Within the context of education, we could say that a Classroom Manager would be responsible for managing student’s attention, assigning individual or group activities during class time, and checking homework. These actions fall under the “correct” components of a successful traditional lesson. However, they also operate under a strict regime that could quickly become boring. This leads to uninterested students who are easily distracted. These students go on to cause their own entertainment through whatever behavioural delights they are partial to employing. In contrast, a Classroom Leader provides just enough information to pique their student’s curiosity and then leaves them the clues to facilitate their own learning. This throws the door wide open to possibility, student autonomy and collaborative learning. 

The teacher who is a Classroom Leader surrenders much of the responsibility for their student’s learning, which was never actually in their control. This is something that many teachers struggle with. However, by partnering with TAs and students, this teacher is focused on inspiring rather than directing. This then creates freedom to provide additional learning support to those students who really need it, to establish a growth mindset amongst their classes, and to create better partnerships within their team and their school. 

One such technique that could be used to lead rather than manage a classroom, is the use of coaching. There are many aspects of coaching that can be used, but the simplest place to start is the definition. Coaching is about establishing partnerships that unlock a client’s potential; it is a learning intervention that aims to facilitate client growth, awareness and learning. This differs from the traditional view of teaching which focuses on the teacher having more knowledge, experience and wisdom than their student by putting both players at an equal starting point and asking, “how can we move forward with your understanding of a concept so that you can confidently achieve your goal?”. 

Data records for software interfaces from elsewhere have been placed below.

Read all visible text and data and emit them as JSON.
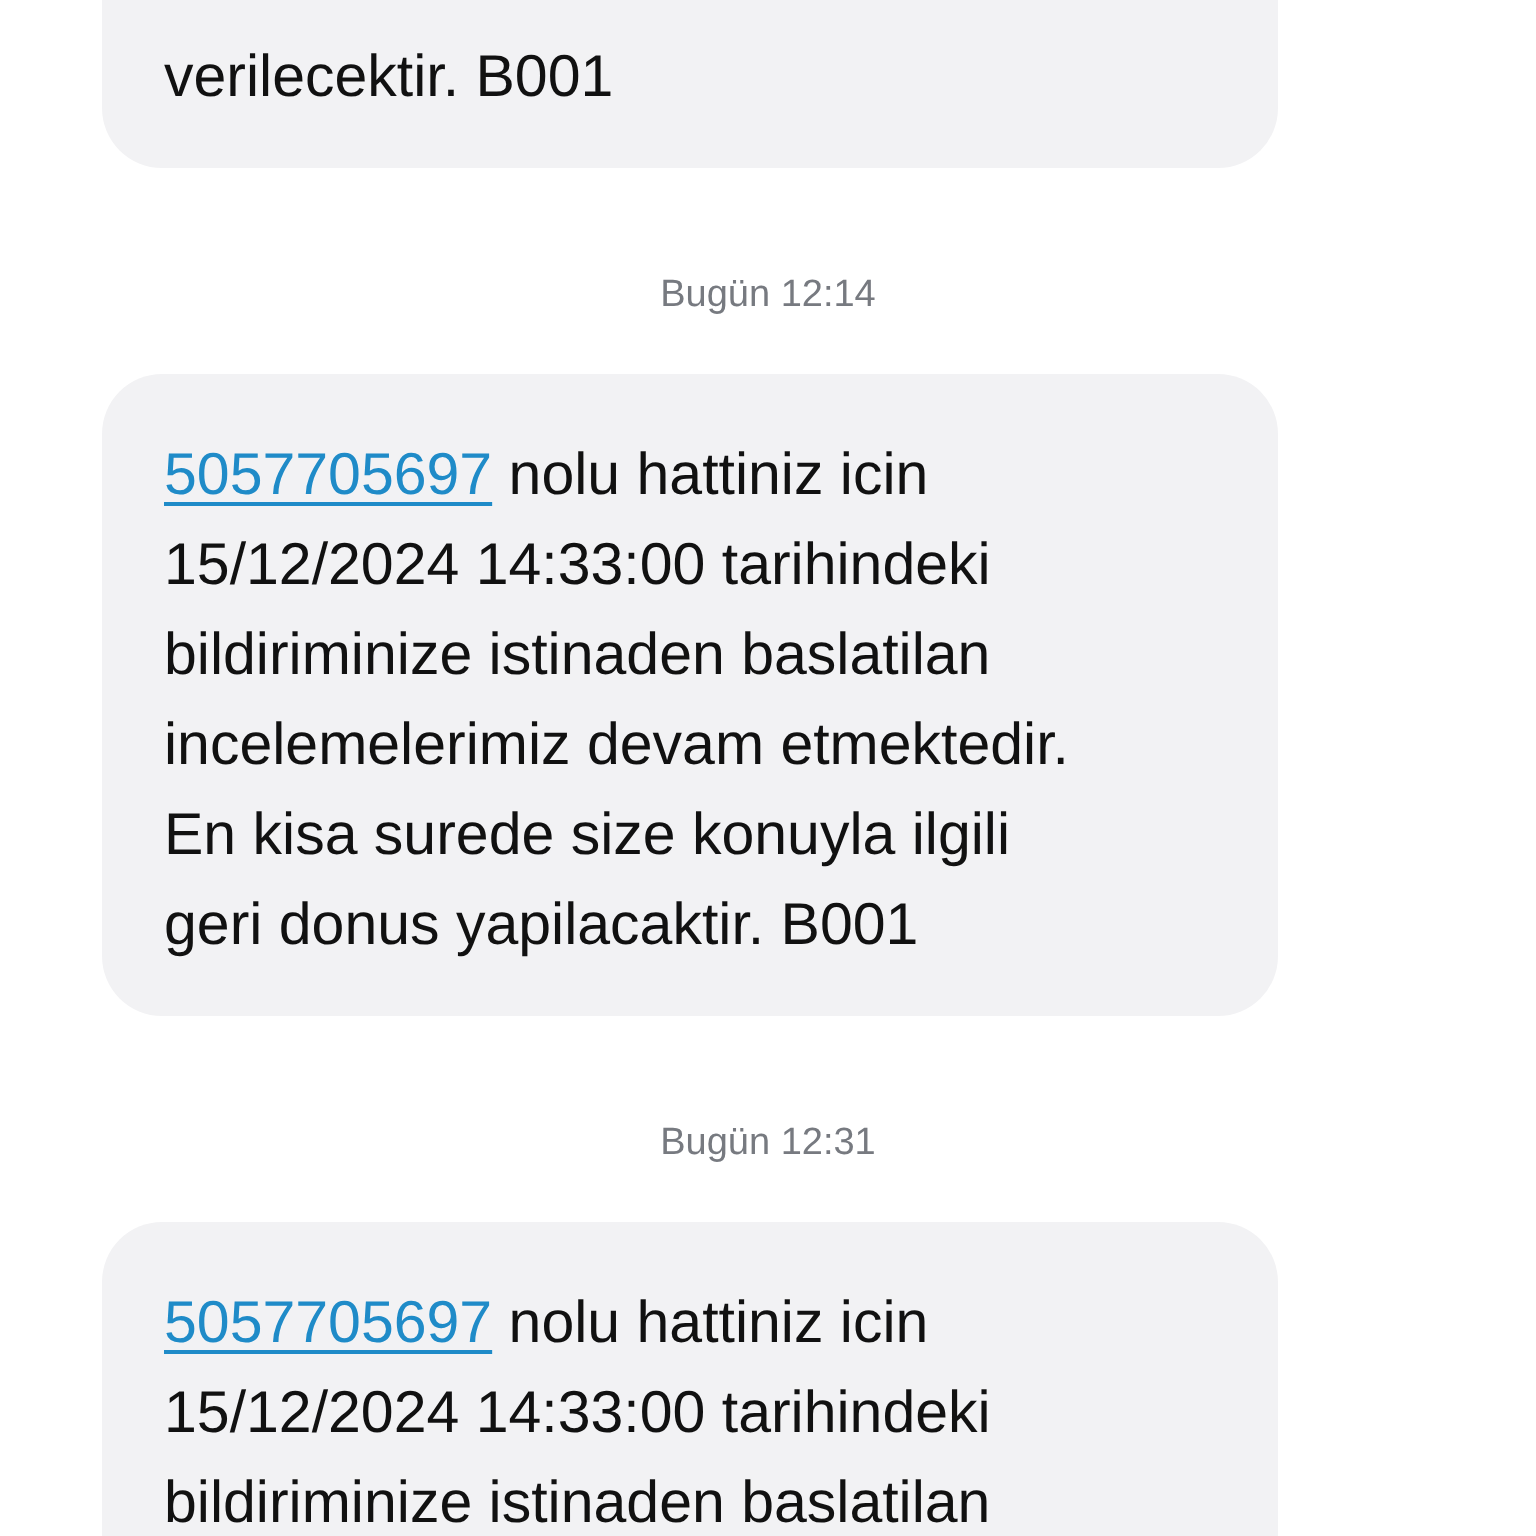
{
  "messages": [
    {
      "kind": "message",
      "lines": [
        "verilecektir. B001"
      ]
    },
    {
      "kind": "timestamp",
      "text": "Bugün 12:14"
    },
    {
      "kind": "message",
      "link": "5057705697",
      "lines": [
        "nolu hattiniz icin",
        "15/12/2024 14:33:00  tarihindeki",
        "bildiriminize istinaden baslatilan",
        "incelemelerimiz devam etmektedir.",
        "En kisa surede size konuyla ilgili",
        "geri donus yapilacaktir. B001"
      ]
    },
    {
      "kind": "timestamp",
      "text": "Bugün 12:31"
    },
    {
      "kind": "message",
      "link": "5057705697",
      "lines": [
        "nolu hattiniz icin",
        "15/12/2024 14:33:00  tarihindeki",
        "bildiriminize istinaden baslatilan"
      ]
    }
  ]
}
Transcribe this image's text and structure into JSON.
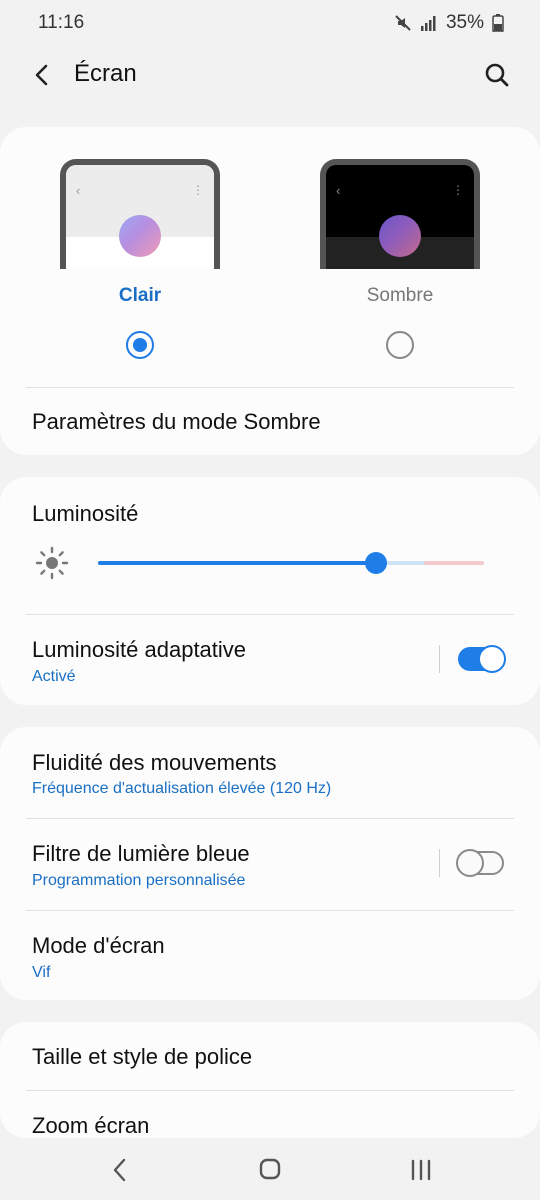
{
  "status": {
    "time": "11:16",
    "battery": "35%"
  },
  "header": {
    "title": "Écran"
  },
  "theme": {
    "light_label": "Clair",
    "dark_label": "Sombre",
    "selected": "light",
    "dark_settings_label": "Paramètres du mode Sombre"
  },
  "brightness": {
    "title": "Luminosité",
    "level": 0.72,
    "adaptive_title": "Luminosité adaptative",
    "adaptive_status": "Activé",
    "adaptive_on": true
  },
  "display": {
    "motion_title": "Fluidité des mouvements",
    "motion_sub": "Fréquence d'actualisation élevée (120 Hz)",
    "bluelight_title": "Filtre de lumière bleue",
    "bluelight_sub": "Programmation personnalisée",
    "bluelight_on": false,
    "screen_mode_title": "Mode d'écran",
    "screen_mode_sub": "Vif"
  },
  "font": {
    "font_title": "Taille et style de police",
    "zoom_title": "Zoom écran"
  },
  "colors": {
    "accent": "#1e7de6",
    "link": "#1a6fc4"
  }
}
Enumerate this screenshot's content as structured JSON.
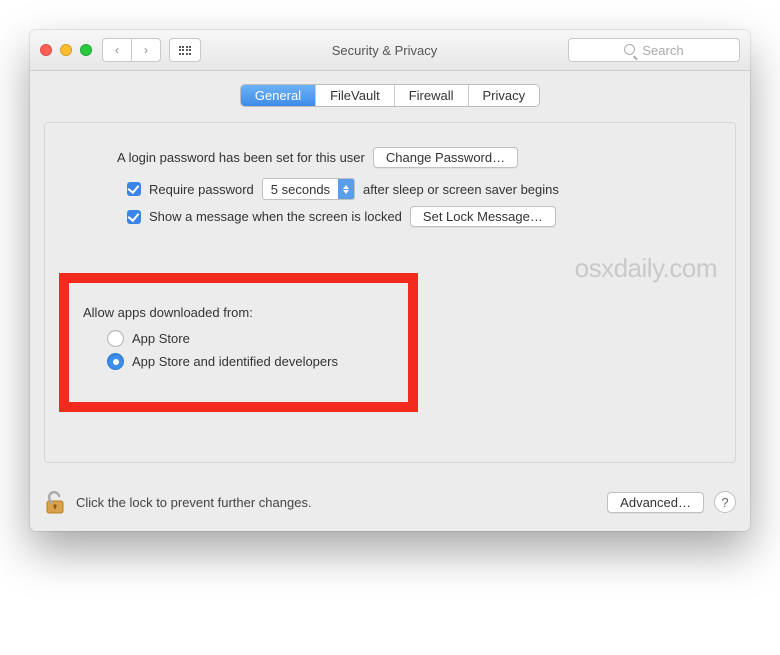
{
  "window": {
    "title": "Security & Privacy"
  },
  "search": {
    "placeholder": "Search"
  },
  "tabs": {
    "general": "General",
    "filevault": "FileVault",
    "firewall": "Firewall",
    "privacy": "Privacy"
  },
  "login": {
    "password_set": "A login password has been set for this user",
    "change_password_btn": "Change Password…",
    "require_label": "Require password",
    "delay_value": "5 seconds",
    "after_sleep": "after sleep or screen saver begins",
    "show_message_label": "Show a message when the screen is locked",
    "set_lock_message_btn": "Set Lock Message…"
  },
  "watermark": "osxdaily.com",
  "allow": {
    "title": "Allow apps downloaded from:",
    "option1": "App Store",
    "option2": "App Store and identified developers"
  },
  "footer": {
    "lock_text": "Click the lock to prevent further changes.",
    "advanced_btn": "Advanced…",
    "help": "?"
  }
}
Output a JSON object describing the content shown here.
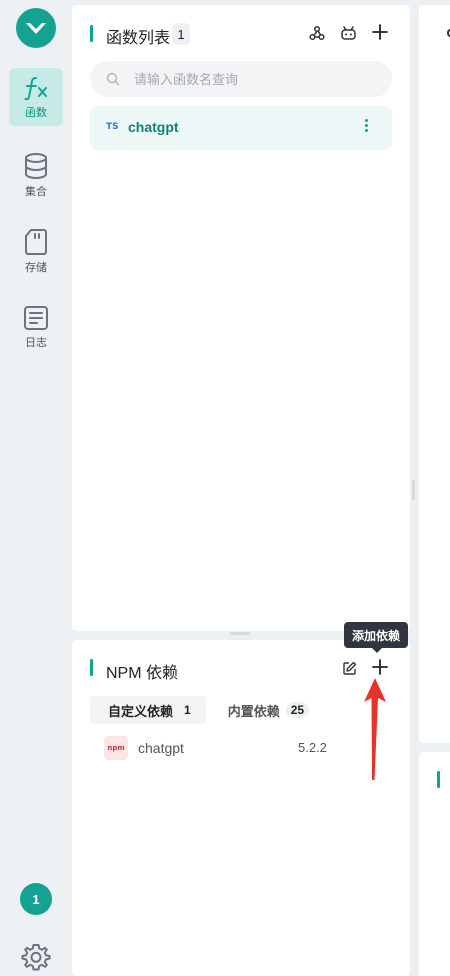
{
  "nav": {
    "items": [
      {
        "label": "函数",
        "icon": "function-icon",
        "active": true
      },
      {
        "label": "集合",
        "icon": "database-icon",
        "active": false
      },
      {
        "label": "存储",
        "icon": "storage-card-icon",
        "active": false
      },
      {
        "label": "日志",
        "icon": "log-document-icon",
        "active": false
      }
    ],
    "notification_count": "1"
  },
  "functions_panel": {
    "title": "函数列表",
    "count": "1",
    "search_placeholder": "请输入函数名查询",
    "items": [
      {
        "lang_tag": "TS",
        "name": "chatgpt"
      }
    ]
  },
  "npm_panel": {
    "title": "NPM 依赖",
    "tabs": [
      {
        "label": "自定义依赖",
        "count": "1",
        "active": true
      },
      {
        "label": "内置依赖",
        "count": "25",
        "active": false
      }
    ],
    "dependencies": [
      {
        "logo_text": "npm",
        "name": "chatgpt",
        "version": "5.2.2"
      }
    ],
    "add_tooltip": "添加依赖"
  },
  "colors": {
    "accent": "#14a393",
    "annotation_arrow": "#e5332a"
  }
}
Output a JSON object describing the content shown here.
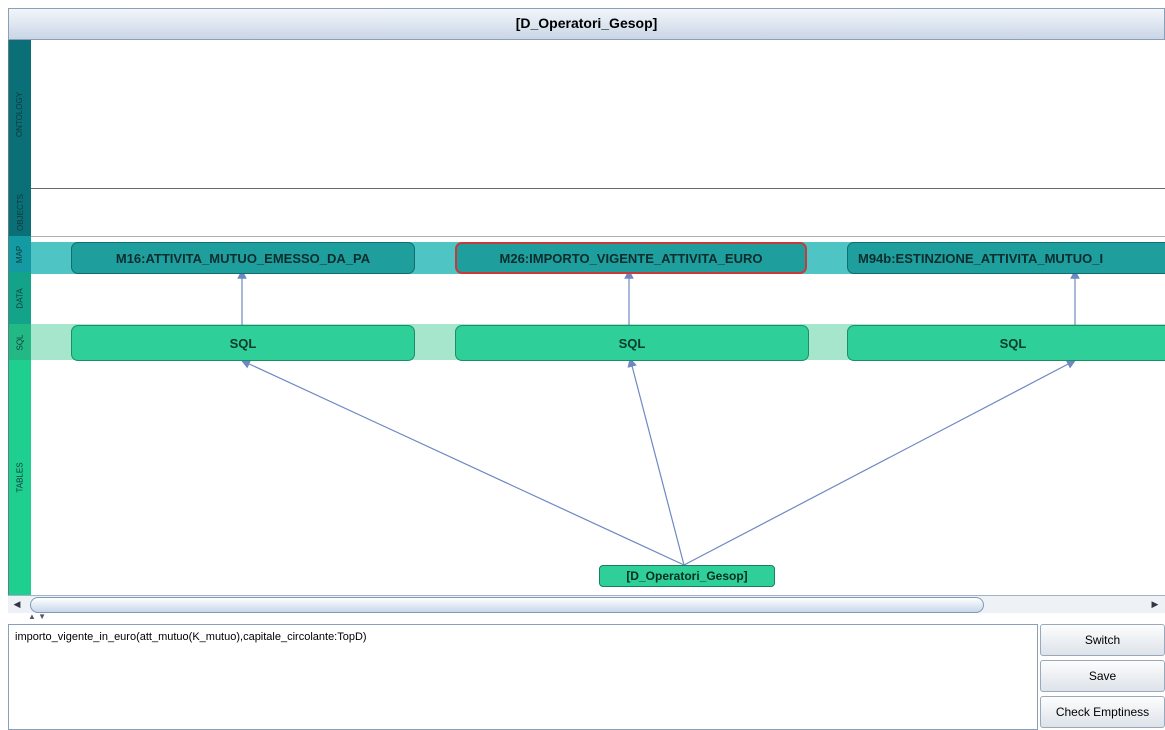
{
  "window": {
    "title": "[D_Operatori_Gesop]"
  },
  "lanes": [
    {
      "id": "ontology",
      "label": "ONTOLOGY"
    },
    {
      "id": "objects",
      "label": "OBJECTS"
    },
    {
      "id": "map",
      "label": "MAP"
    },
    {
      "id": "data",
      "label": "DATA"
    },
    {
      "id": "sql",
      "label": "SQL"
    },
    {
      "id": "tables",
      "label": "TABLES"
    }
  ],
  "map_nodes": [
    {
      "label": "M16:ATTIVITA_MUTUO_EMESSO_DA_PA",
      "selected": false
    },
    {
      "label": "M26:IMPORTO_VIGENTE_ATTIVITA_EURO",
      "selected": true
    },
    {
      "label": "M94b:ESTINZIONE_ATTIVITA_MUTUO_I",
      "selected": false
    }
  ],
  "sql_nodes": [
    {
      "label": "SQL"
    },
    {
      "label": "SQL"
    },
    {
      "label": "SQL"
    }
  ],
  "table_node": {
    "label": "[D_Operatori_Gesop]"
  },
  "query": {
    "text": "importo_vigente_in_euro(att_mutuo(K_mutuo),capitale_circolante:TopD)"
  },
  "buttons": {
    "switch": "Switch",
    "save": "Save",
    "check": "Check Emptiness"
  },
  "colors": {
    "lane_ontology": "#0b6f78",
    "lane_objects": "#0b6f78",
    "lane_map": "#149aa2",
    "lane_data": "#12a389",
    "lane_sql": "#22b985",
    "lane_tables": "#1fcf8f",
    "map_band": "#4fc4c4",
    "sql_band": "#a5e6cc",
    "arrow": "#6f88c2"
  }
}
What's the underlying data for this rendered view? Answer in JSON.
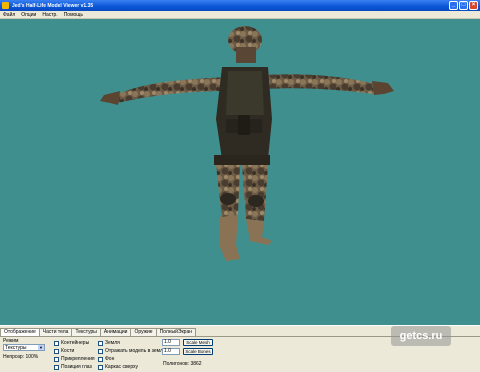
{
  "window": {
    "title": "Jed's Half-Life Model Viewer v1.35"
  },
  "menu": [
    "Файл",
    "Опции",
    "Настр.",
    "Помощь"
  ],
  "tabs": [
    "Отображение",
    "Части тела",
    "Текстуры",
    "Анимации",
    "Оружие",
    "ПолныйЭкран"
  ],
  "panel": {
    "mode_label": "Режим",
    "mode_value": "Текстуры",
    "opacity_label": "Непрозр: 100%",
    "checkboxes_col1": [
      "Контейнеры",
      "Кости",
      "Прикрепления",
      "Позиция глаз"
    ],
    "checkboxes_col2": [
      "Земля",
      "Отражать модель в земле",
      "Фон",
      "Каркас сверху"
    ],
    "scale_mesh_value": "1.0",
    "scale_bones_value": "1.0",
    "scale_mesh_button": "Scale Mesh",
    "scale_bones_button": "Scale Bones",
    "polygons_label": "Полигонов: 3862"
  },
  "watermark": "getcs.ru",
  "colors": {
    "viewport_background": "#3f8f8f",
    "titlebar": "#0a55d6",
    "panel": "#ece9d8"
  },
  "icons": [
    "app-icon",
    "minimize-icon",
    "maximize-icon",
    "close-icon"
  ]
}
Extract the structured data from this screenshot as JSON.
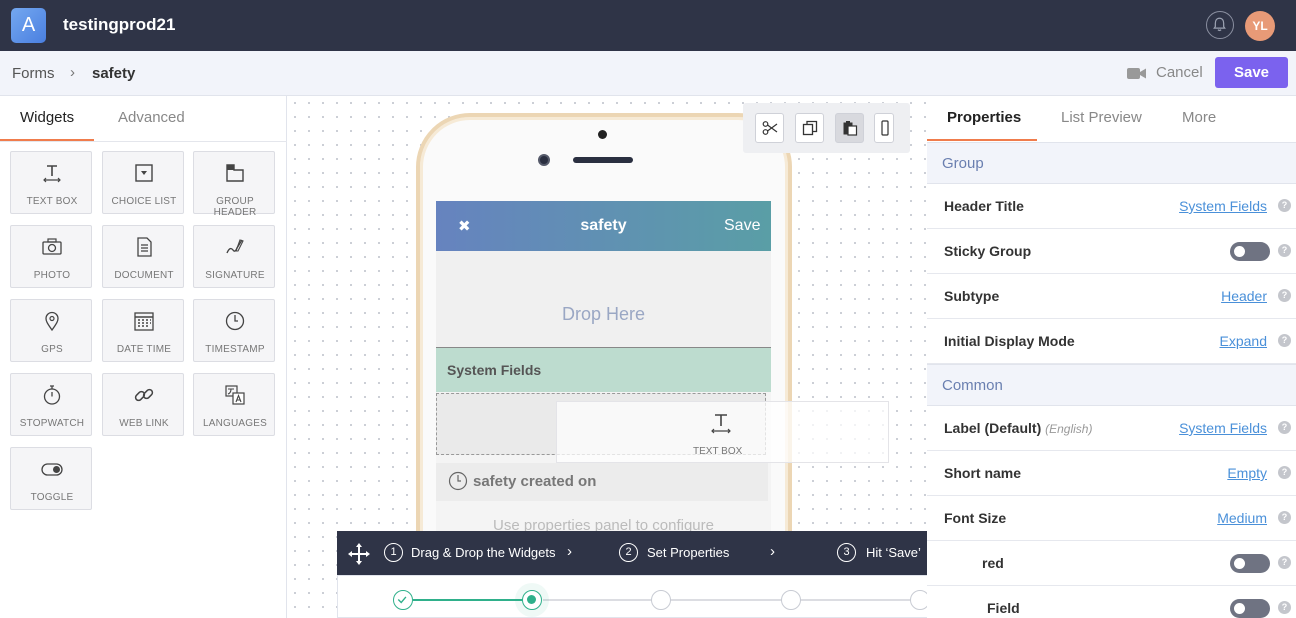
{
  "app": {
    "logo_letter": "A",
    "title": "testingprod21",
    "user_initials": "YL"
  },
  "breadcrumb": {
    "forms": "Forms",
    "separator": "›",
    "current": "safety",
    "cancel_label": "Cancel",
    "save_label": "Save"
  },
  "left_panel": {
    "tabs": [
      {
        "label": "Widgets",
        "active": true
      },
      {
        "label": "Advanced",
        "active": false
      }
    ],
    "widgets": [
      {
        "label": "TEXT BOX",
        "icon": "text-box-icon"
      },
      {
        "label": "CHOICE LIST",
        "icon": "choice-list-icon"
      },
      {
        "label": "GROUP HEADER",
        "icon": "group-header-icon"
      },
      {
        "label": "PHOTO",
        "icon": "camera-icon"
      },
      {
        "label": "DOCUMENT",
        "icon": "document-icon"
      },
      {
        "label": "SIGNATURE",
        "icon": "signature-icon"
      },
      {
        "label": "GPS",
        "icon": "location-pin-icon"
      },
      {
        "label": "DATE TIME",
        "icon": "calendar-icon"
      },
      {
        "label": "TIMESTAMP",
        "icon": "clock-icon"
      },
      {
        "label": "STOPWATCH",
        "icon": "stopwatch-icon"
      },
      {
        "label": "WEB LINK",
        "icon": "link-icon"
      },
      {
        "label": "LANGUAGES",
        "icon": "translate-icon"
      },
      {
        "label": "TOGGLE",
        "icon": "toggle-icon"
      }
    ]
  },
  "canvas": {
    "form_header": {
      "close": "✖",
      "title": "safety",
      "save": "Save"
    },
    "drop_here": "Drop Here",
    "system_fields": "System Fields",
    "created_on": "safety created on",
    "hint": "Use properties panel to configure",
    "drag_ghost_label": "TEXT BOX"
  },
  "guide": {
    "steps": [
      {
        "num": "1",
        "label": "Drag & Drop the Widgets"
      },
      {
        "num": "2",
        "label": "Set Properties"
      },
      {
        "num": "3",
        "label": "Hit ‘Save’"
      }
    ],
    "chevron": "›",
    "progress_total": 5,
    "progress_current": 2
  },
  "right_panel": {
    "tabs": [
      {
        "label": "Properties",
        "active": true
      },
      {
        "label": "List Preview",
        "active": false
      },
      {
        "label": "More",
        "active": false
      }
    ],
    "sections": [
      {
        "title": "Group",
        "rows": [
          {
            "label": "Header Title",
            "type": "link",
            "value": "System Fields"
          },
          {
            "label": "Sticky Group",
            "type": "toggle",
            "value": "off"
          },
          {
            "label": "Subtype",
            "type": "link",
            "value": "Header"
          },
          {
            "label": "Initial Display Mode",
            "type": "link",
            "value": "Expand"
          }
        ]
      },
      {
        "title": "Common",
        "rows": [
          {
            "label": "Label (Default)",
            "sub": "(English)",
            "type": "link",
            "value": "System Fields"
          },
          {
            "label": "Short name",
            "type": "link",
            "value": "Empty"
          },
          {
            "label": "Font Size",
            "type": "link",
            "value": "Medium"
          },
          {
            "label": "red",
            "type": "toggle",
            "value": "off"
          },
          {
            "label": "Field",
            "type": "toggle",
            "value": "off"
          }
        ]
      }
    ],
    "help": "?"
  },
  "colors": {
    "topbar": "#2f3447",
    "accent": "#7b62ee",
    "tab_underline": "#f07c4c",
    "link": "#4a90d9",
    "progress": "#2fb08b"
  }
}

There are many strategies that can be used to explore how to develop the role of Coaching in Education, and we will uncover these over the course of this series.
For now, Dear Reader, I would be curious to know; where do you stand along the scale from Classroom Manager to Classroom Leader?